The UK would be a prime example, and even in this most mature of licensed, taxed and regulated online gaming markets, the present government have made very clear they are about to embark on fundamental change across today’s business.

The USA is worthy of separate explanation: quite simply, it is, today, and for some time to come, a patchwork quilt of several States that have regulated, or are about to - and dozens more that are in the process of dealing with the huge escape of untaxed revenue to offshore, illicit, unregulated sites that have targeted the US audience for betting and gaming products from well before the internet era. Telephony presented a similar issue from the 1950s onwards with bets being “called across” State lines to reach acceptance and placement in Nevada, where sportsbooks were legal.

Presently the USA features 4 legal States for casino, poker and sports betting, and 20 States (including the previously mentioned 4) that have legalised sports betting, with varying differences around in-person account opening, online vs retail-only access, etc.

Australia, similarly, is a market in a state of flux, with legalised sports betting (pre-match only), but entirely pre-regulation for online casino, and actually under a ban covering online poker since 2017.

Old vs New Worlds, Online

Across the 3 stages, there is a keen split between markets that regulated some time ago, and are maturing, and markets where legality is changing and the regulated, taxed marketplace has just begun.

Between Europe and the USA, in particular, one can witness this divide each financial quarter: all of the good news for publicly-traded gaming companies comes courtesy of the USA, and all of the “industry in crisis” commentary comes care of individual European jurisdictions.

Alun Bowden, a senior consultant for Eilers & Krejcik Gaming, wrote in March 2020 (Eilers & Krejcik Gaming: Euro 2025 Outlook) about six factors creating a gathering storm for betting and gaming in Europe:

Revenue: Slowing growth

Regulation: Higher barriers to entry

Scale: Being redefined

“The Death of Fun”: Forgetting the player

Regulation: Country-by-country fragmentation

Audience: Changing tastes

None of these – except the redefinition of scale - could easily be levelled at the burgeoning US-market, but an important factor needs to be borne in mind: shifting customers away from the existing, entrenched illegal marketplace that has been servicing customers throughout the prohibition period since 2006’s UIGEA (Unlawful Internet Gaming Enforcement Act) which forced the withdrawal of all publicly-traded iGaming firms from the USA.

Even in what is perceived today as “new markets”, like the USA and LATAM, the threat from the pervasive black market is ever present and has been over many years. What we are witnessing now, globally, is the duality of our industry across white and black markets, not just in newly-legal jurisdictions, like America, but in mature European territories like France and the UK, where the changing focus of regulation – particularly where it impacts product offering and player experience - is potentially seeding new black market growth on an insidious, local-first basis.

The impact upon players, especially for those who require protection, and the theft of taxation revenue are the core problems for government and regulator.

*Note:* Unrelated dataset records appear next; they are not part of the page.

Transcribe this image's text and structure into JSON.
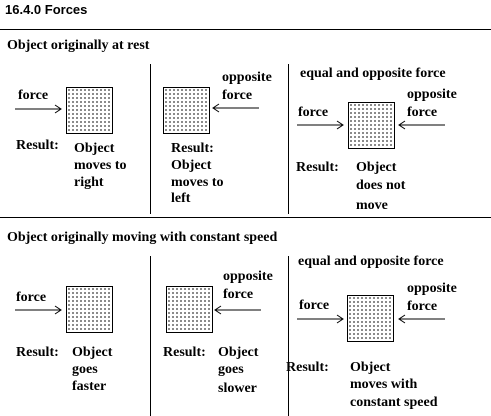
{
  "title": "16.4.0 Forces",
  "sections": [
    {
      "heading": "Object originally at rest",
      "panels": [
        {
          "force_label": "force",
          "result_label": "Result:",
          "result_lines": [
            "Object",
            "moves to",
            "right"
          ]
        },
        {
          "opposite_label_lines": [
            "opposite",
            "force"
          ],
          "result_label": "Result:",
          "result_lines": [
            "Object",
            "moves to",
            "left"
          ]
        },
        {
          "caption": "equal and opposite force",
          "force_label": "force",
          "opposite_label_lines": [
            "opposite",
            "force"
          ],
          "result_label": "Result:",
          "result_lines": [
            "Object",
            "does not",
            "move"
          ]
        }
      ]
    },
    {
      "heading": "Object originally moving with constant speed",
      "panels": [
        {
          "force_label": "force",
          "result_label": "Result:",
          "result_lines": [
            "Object",
            "goes",
            "faster"
          ]
        },
        {
          "opposite_label_lines": [
            "opposite",
            "force"
          ],
          "result_label": "Result:",
          "result_lines": [
            "Object",
            "goes",
            "slower"
          ]
        },
        {
          "caption": "equal and opposite force",
          "force_label": "force",
          "opposite_label_lines": [
            "opposite",
            "force"
          ],
          "result_label": "Result:",
          "result_lines": [
            "Object",
            "moves with",
            "constant speed"
          ]
        }
      ]
    }
  ]
}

For the licensed industry, the difference between licensed and illegal GGR is a target to be narrowed in every marketplace. Leaving it to widen further, in favour of the black market, could create operational sustainability issues and marketplace instability for years to come.

You can learn more about protecting the licensed marketplace for betting and gaming at Yield